Ohio’s “Stand Your Ground” law challenged as unconstitutional
The Ohio State Conference of the NAACP, State Senator Cecil Thomas, State Representative Stephanie Howse and the Ohio Organizing Collaborative today filed what may be a first-of-its-kind state constitutional challenge to "Stand Your Ground" legislation passed during last December’s lame duck legislative session.
The suit, filed in Franklin County Court of Common Pleas, says the law's backers violated the Ohio Constitution by adding the measure to an unrelated bill and passing the package only an hour later without the legally required opportunities for public notice and debate.
The lawsuit asks the court to strike down the "Stand Your Ground" provisions enacted in January as part of amended Senate Bill 175. It alleges that the bill's backers violated two requirements of the Ohio constitution:
the three-considerations rule, Ohio Const. Art. II, § 15(C), which requires that all bills be debated and considered three times by both the House and the Senate
the one-subject rule, Ohio Const. Art. II, § 15(D), which requires that bills passed by the legislature have only one uniting purpose.
The three-considerations and one-subject rules were designed to safeguard fair participation in the legislative process and protect against egregious abuses of that process.
'This is a case about bypassing the democratic process, silencing the voices of those most directly affected by controversial legislation, and turning a blind eye to a community's well-founded fears about the public safety consequences of rewriting Ohio's self-defense laws' — from the complaint in NAACP et al. vs. State of Ohio.
The lawsuit notes there has been widespread opposition to the “stand your ground” law whenever the legislature had previously considered similar measures. "This is a case about bypassing the democratic process, silencing the voices of those most directly affected by controversial legislation, and turning a blind eye to a community's well-founded fears about the public safety consequences of rewriting Ohio's self-defense laws," the complaint states.
"The public understands what's at stake when it comes to so-called 'Stand Your Ground' laws, and no community more than Black Ohioans," said NAACP Ohio State Conference President Tom Roberts, one of the plaintiffs in the case. "Public opposition repeatedly prevented this policy from becoming law, and it was only when they shut the public out of the process that this policy's backers managed to enact it.”
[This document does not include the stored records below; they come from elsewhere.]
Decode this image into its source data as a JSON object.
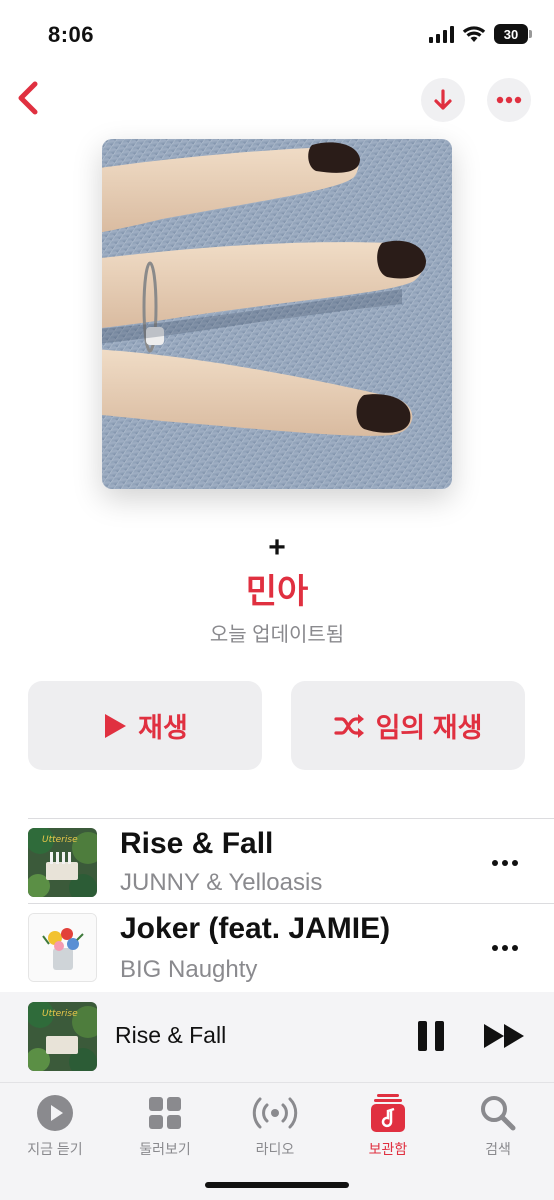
{
  "status": {
    "time": "8:06",
    "battery": "30"
  },
  "header": {
    "back_icon": "chevron-left-icon",
    "download_icon": "arrow-down-icon",
    "more_icon": "ellipsis-icon"
  },
  "playlist": {
    "symbol": "+",
    "title": "민아",
    "subtitle": "오늘 업데이트됨",
    "play_label": "재생",
    "shuffle_label": "임의 재생"
  },
  "tracks": [
    {
      "title": "Rise & Fall",
      "artist": "JUNNY & Yelloasis"
    },
    {
      "title": "Joker (feat. JAMIE)",
      "artist": "BIG Naughty"
    }
  ],
  "now_playing": {
    "title": "Rise & Fall",
    "state": "playing"
  },
  "tabs": [
    {
      "label": "지금 듣기",
      "icon": "play-circle-icon",
      "active": false
    },
    {
      "label": "둘러보기",
      "icon": "grid-icon",
      "active": false
    },
    {
      "label": "라디오",
      "icon": "radio-icon",
      "active": false
    },
    {
      "label": "보관함",
      "icon": "library-icon",
      "active": true
    },
    {
      "label": "검색",
      "icon": "search-icon",
      "active": false
    }
  ],
  "colors": {
    "accent": "#e03040",
    "secondary_text": "#8a8a8e",
    "button_bg": "#eeeef0"
  }
}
State Rep. Stephanie Howse, another of the plaintiffs, issued this statement as the suit was being filed: "Given the well-founded concerns Ohioans have about this policy, it's no surprise that its backers could only pass it when they shut the public out of the process. This lawsuit is about making clear that's unacceptable."
Howse opposed the General Assembly’s previous failed attempts to pass Stand Your Ground legislation. In 2018, she spoke on the House floor in opposition to House Bill 228, which included Stand Your Ground provisions, noting that “this was the type of legislation that was the legislative justification for the murder of Trayvon Martin.” As she began to recite the demographics of HB 228 supporters’ districts to show that the concerns of black Ohioans were not being taken into account, the House Speaker cut short her remarks.
Substantial evidence exists that ‘stand your ground” laws are a greater threat to black people, especially black males, and most especially large black males because of how they are viewed by many white people. The NAACP’s Roberts, a former state legislator from the Dayton area, said at the press conference following the complaint’s filing, “black men are often perceived as threatening for no reason”. Under “stand your ground” law, prejudice, hatred, perceptions arising from prejudice or hatred “would allow black men to be killed for no justifiable reason”.
"Time and again the Ohio Courts have stepped in when the Legislature's actions violate the Ohio Constitution," said Rachel Bloomekatz, the plaintiffs’ lead local attorney. "They must do so again here to protect both the democratic process and the rights of our black neighbors."
Senate Bill 175 was signed into law by Gov. Mike DeWine in January and became effective April 6.
The plaintiffs want the Court to rule that the ‘stand your ground provisions” were not lawfully enacted because required Constitutional procedures were bypassed and to declare that the provisions therefore have no effect. If they succeed, it would likely reinstate the "duty to retreat" in Ohio. Republicans, who passed the bill on a party line vote, could be expected try to pass similar legislation again.
The case has been assigned to Judge Stephen L. McIntosh.
The plaintiffs are represented by Everytown Law, reportedly the nation’s largest team of litigators working full-time on advancing gun safety in the courts, to prosecute their case against the State. Rachel Bloomekatz is the lead local attorney working with Everytown.
The State of Ohio is the defendant in the case. The office of Attorney General Dave Yost has until Nov. 4 to decide how to respond on the state’s behalf.